Mortality of eggs and nest attendance pattern of male and female Adélie Penguins were studied in Lützow-Holm Bay, Antarctica. Twenty percent of eggs were deserted by parents and were taken by skuas soon after. Only four percent of eggs were lost from skua predation. In pairs relieving incubation routines successfully (coordinated pairs), females made the first foraging trips of 18.3 days after clutch completion, alternately males made the second trips of 10.6 days. Desertion of eggs and small chicks occurred when 1) females did not return from the first foraging trips and the mates deserted nests, 2) males did not return from the second foraging trips and the mates deserted nests or 3) males went to the first foraging trips. The males whose partners did not return from the first trips did not incubate longer than males of coordinated pairs in the first incubation spell, while females whose partners did not return from the second trips incubated twice as long as those of coordinated pairs.

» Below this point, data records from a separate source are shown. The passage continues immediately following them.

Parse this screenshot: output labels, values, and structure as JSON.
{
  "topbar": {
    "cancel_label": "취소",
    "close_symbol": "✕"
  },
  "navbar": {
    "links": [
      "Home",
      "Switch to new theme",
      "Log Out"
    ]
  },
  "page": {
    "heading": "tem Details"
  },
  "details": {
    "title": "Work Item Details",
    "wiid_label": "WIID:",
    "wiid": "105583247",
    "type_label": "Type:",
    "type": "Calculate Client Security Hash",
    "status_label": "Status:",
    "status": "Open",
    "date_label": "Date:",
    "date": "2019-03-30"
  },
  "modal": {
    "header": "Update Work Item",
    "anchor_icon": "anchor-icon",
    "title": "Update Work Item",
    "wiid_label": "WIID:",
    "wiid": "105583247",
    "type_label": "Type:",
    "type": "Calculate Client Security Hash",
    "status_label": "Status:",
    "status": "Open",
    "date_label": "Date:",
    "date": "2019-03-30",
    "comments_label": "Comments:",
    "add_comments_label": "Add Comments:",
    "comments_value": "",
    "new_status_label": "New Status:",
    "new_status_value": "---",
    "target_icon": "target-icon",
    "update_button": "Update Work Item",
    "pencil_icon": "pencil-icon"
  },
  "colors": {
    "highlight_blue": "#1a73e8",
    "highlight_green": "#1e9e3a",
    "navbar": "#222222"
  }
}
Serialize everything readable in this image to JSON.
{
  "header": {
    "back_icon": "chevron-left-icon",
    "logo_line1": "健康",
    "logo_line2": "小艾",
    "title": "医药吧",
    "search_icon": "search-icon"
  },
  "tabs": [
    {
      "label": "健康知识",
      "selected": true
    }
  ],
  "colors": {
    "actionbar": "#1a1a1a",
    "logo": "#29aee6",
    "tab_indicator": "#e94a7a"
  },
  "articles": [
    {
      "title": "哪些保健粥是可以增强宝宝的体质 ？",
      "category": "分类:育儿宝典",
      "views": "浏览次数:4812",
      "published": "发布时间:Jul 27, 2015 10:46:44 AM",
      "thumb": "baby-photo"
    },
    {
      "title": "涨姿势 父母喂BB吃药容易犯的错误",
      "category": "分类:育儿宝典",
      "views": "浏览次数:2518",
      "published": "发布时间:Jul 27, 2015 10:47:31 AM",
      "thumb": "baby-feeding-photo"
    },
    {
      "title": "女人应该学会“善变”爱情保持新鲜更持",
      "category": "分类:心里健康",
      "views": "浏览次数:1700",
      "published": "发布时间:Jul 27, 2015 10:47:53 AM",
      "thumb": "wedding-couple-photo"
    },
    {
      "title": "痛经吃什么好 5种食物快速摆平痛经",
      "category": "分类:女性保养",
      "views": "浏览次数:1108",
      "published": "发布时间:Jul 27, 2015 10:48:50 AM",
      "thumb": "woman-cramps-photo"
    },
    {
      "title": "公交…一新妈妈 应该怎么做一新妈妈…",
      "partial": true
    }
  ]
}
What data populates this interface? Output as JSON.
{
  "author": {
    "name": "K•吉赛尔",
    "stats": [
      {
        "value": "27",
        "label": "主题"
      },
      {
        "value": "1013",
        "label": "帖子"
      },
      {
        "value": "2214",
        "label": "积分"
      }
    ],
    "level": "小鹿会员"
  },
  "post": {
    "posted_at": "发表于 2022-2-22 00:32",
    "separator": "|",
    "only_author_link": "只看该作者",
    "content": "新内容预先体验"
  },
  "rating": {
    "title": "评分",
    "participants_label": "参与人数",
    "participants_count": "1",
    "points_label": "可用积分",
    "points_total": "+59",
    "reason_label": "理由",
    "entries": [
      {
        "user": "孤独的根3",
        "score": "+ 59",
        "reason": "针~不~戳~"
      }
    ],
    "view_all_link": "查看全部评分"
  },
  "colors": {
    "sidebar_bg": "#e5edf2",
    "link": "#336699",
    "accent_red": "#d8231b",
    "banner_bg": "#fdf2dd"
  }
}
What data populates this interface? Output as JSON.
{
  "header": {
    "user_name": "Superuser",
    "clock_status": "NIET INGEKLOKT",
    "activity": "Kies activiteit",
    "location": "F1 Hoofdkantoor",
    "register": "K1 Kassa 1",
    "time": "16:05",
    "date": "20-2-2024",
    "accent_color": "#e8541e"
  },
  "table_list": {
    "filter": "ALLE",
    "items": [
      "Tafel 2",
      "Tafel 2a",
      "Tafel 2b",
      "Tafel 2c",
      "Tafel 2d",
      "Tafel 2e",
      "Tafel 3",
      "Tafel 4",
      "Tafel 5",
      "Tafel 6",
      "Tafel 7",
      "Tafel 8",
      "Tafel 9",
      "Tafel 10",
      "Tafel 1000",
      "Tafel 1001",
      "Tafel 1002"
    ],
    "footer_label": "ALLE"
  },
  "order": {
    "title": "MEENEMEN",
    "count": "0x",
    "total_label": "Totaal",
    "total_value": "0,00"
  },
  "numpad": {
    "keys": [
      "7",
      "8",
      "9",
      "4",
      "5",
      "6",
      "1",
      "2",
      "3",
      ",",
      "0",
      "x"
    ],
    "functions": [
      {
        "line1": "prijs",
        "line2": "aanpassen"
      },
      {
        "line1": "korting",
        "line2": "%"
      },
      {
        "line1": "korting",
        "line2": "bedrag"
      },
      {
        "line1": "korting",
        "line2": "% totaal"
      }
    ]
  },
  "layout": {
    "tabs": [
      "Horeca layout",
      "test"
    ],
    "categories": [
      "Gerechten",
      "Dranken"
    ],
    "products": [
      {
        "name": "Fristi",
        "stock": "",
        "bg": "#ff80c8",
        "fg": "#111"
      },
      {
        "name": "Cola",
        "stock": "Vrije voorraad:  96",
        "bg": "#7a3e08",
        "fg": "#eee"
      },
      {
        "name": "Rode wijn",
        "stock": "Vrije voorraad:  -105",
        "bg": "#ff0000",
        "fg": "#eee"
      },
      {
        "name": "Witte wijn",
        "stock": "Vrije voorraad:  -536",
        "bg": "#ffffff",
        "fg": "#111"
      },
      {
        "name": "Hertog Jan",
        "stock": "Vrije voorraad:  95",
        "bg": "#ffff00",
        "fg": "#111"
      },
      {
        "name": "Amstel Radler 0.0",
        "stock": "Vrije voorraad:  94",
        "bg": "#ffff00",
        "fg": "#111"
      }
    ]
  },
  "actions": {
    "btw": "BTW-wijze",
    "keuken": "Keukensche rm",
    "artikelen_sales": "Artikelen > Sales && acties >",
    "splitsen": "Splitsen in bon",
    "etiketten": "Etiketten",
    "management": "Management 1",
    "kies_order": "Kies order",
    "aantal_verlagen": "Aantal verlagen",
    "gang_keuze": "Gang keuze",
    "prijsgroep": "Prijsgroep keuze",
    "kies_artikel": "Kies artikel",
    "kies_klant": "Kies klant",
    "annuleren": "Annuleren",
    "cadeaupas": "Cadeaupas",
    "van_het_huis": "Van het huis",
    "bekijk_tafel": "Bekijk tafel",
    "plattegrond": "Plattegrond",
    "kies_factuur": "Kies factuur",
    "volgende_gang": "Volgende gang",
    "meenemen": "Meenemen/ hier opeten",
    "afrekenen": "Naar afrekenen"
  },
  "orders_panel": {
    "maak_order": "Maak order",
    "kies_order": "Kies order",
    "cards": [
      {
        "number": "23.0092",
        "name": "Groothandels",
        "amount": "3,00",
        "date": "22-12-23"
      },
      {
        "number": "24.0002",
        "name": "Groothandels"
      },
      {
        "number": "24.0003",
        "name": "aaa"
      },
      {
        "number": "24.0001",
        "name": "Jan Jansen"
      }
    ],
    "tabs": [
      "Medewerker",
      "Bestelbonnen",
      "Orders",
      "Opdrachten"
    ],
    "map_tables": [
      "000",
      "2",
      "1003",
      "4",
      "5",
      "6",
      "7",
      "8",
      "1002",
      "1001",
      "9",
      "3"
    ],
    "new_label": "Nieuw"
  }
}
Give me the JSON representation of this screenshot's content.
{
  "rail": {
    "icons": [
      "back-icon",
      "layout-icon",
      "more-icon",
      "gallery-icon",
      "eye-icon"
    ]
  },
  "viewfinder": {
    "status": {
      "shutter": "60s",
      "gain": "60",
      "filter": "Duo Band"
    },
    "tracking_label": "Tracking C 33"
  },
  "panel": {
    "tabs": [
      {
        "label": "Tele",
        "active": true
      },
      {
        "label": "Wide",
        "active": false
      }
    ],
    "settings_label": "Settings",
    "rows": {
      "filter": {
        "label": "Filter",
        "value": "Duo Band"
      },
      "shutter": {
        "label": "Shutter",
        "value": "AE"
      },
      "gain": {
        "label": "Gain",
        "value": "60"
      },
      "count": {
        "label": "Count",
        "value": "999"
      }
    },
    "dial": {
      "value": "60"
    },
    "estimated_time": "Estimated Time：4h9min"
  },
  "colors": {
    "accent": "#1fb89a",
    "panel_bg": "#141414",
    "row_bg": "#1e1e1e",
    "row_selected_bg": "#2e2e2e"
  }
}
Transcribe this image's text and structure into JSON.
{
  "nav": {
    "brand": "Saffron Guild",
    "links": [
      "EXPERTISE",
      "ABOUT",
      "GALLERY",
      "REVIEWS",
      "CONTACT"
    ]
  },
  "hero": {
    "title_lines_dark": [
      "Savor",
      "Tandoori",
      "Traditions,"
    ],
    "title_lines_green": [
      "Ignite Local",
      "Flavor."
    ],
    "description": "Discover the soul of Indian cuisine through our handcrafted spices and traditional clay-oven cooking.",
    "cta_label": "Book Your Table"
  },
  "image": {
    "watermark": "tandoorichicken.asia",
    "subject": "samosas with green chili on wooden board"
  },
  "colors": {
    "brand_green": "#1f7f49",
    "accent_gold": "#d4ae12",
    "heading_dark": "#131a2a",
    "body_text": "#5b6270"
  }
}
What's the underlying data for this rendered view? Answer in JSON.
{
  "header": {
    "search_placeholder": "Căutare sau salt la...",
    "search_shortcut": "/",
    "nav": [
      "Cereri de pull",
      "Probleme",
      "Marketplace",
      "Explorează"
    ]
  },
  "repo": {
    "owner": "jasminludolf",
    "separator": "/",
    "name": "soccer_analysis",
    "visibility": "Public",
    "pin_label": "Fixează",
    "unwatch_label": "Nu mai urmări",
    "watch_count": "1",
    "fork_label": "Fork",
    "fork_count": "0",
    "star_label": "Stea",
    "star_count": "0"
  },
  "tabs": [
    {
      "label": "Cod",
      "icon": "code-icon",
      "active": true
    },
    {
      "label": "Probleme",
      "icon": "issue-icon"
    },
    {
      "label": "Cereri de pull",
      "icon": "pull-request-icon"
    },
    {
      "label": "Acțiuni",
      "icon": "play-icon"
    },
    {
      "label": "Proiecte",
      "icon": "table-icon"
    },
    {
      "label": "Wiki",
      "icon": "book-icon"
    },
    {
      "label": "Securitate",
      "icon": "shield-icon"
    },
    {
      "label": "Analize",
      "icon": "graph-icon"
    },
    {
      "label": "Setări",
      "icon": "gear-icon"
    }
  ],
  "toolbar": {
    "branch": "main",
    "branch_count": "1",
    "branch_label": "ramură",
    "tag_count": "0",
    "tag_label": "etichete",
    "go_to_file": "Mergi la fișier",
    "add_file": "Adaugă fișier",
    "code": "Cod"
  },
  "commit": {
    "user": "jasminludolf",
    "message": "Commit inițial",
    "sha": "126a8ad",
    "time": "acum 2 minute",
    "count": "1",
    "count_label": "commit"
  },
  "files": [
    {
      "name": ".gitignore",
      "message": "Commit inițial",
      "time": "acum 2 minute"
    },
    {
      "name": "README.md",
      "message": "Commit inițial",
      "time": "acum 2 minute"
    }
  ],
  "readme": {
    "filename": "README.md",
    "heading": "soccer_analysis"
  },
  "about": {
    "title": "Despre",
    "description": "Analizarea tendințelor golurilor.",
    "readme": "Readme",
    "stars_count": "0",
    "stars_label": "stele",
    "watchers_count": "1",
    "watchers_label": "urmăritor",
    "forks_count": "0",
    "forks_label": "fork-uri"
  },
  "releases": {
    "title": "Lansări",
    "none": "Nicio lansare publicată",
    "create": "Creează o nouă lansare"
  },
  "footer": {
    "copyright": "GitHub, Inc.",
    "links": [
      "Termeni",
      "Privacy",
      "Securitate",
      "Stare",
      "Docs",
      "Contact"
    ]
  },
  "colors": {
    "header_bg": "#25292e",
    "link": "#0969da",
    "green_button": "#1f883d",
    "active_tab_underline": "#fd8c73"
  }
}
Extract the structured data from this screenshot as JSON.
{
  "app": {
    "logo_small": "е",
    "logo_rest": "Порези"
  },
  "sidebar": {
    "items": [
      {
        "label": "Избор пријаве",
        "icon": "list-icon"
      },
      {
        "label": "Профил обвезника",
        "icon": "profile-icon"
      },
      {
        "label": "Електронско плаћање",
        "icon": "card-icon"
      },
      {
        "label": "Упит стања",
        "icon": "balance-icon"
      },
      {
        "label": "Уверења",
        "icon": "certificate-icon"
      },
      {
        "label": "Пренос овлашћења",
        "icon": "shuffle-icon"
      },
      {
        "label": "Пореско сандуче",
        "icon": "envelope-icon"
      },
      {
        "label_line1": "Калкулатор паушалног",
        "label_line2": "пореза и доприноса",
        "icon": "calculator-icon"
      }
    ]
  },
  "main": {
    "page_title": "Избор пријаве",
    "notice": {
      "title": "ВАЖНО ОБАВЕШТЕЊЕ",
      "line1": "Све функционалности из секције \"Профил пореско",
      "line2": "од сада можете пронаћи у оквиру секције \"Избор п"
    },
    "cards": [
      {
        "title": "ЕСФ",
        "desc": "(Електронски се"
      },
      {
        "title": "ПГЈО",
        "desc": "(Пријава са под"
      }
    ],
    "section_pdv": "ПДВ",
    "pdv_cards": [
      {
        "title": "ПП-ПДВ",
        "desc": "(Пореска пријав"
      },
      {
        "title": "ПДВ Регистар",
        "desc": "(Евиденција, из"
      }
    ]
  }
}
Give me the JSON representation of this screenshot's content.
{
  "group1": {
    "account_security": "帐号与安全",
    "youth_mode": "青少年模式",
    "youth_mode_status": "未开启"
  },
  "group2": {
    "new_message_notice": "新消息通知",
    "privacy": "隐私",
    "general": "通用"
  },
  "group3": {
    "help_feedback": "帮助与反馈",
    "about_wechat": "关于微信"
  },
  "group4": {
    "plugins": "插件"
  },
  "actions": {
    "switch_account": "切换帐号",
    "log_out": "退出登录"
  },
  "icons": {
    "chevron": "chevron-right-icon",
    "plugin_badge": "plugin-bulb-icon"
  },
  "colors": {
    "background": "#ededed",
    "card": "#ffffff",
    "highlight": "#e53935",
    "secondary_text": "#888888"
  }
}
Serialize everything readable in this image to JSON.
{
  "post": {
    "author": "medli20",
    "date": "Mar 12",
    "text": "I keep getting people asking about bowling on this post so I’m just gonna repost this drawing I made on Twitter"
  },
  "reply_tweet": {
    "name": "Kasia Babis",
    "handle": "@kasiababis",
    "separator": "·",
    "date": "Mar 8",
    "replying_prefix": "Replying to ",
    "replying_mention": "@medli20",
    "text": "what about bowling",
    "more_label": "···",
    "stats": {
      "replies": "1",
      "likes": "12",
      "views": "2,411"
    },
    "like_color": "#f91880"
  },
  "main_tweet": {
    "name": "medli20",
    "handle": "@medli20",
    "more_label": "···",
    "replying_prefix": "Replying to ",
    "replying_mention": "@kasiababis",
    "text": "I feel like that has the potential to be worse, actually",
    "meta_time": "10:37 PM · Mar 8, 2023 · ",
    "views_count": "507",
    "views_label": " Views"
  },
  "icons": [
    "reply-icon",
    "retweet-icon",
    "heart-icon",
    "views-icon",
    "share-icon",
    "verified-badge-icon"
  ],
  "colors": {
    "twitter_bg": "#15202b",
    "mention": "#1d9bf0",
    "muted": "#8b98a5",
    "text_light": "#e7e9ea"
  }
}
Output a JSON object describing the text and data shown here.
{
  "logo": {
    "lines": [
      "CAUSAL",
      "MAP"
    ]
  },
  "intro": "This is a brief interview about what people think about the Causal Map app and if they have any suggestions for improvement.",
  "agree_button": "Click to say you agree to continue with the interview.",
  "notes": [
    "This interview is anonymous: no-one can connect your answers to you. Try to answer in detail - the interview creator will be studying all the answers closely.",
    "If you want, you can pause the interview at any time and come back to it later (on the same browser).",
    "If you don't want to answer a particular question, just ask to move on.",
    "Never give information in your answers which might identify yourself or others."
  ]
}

The Moorhen Gallinula chloropus is a well known intraspecific brood parasite.However, there has been no reports on brood parasitism of the Moorhen in japan. During a 8-yr field study of marsh nesting birds in Akigase marsh, central japan, we found some Moorhen nests which contained abnormally large number of eggs (super-normal clutch) and we obtained evidence of intraspecific brood parasitism and/or cooperative nesting. Moorhens were unable to distinguish between foreign (Japanese Quail and conspecific) and their own eggs. A proximate cause of frequent egg dumping may due to the high breeding density in the habitat. This is the first report on the egg-dumping in a Japanese population of the Moorhen.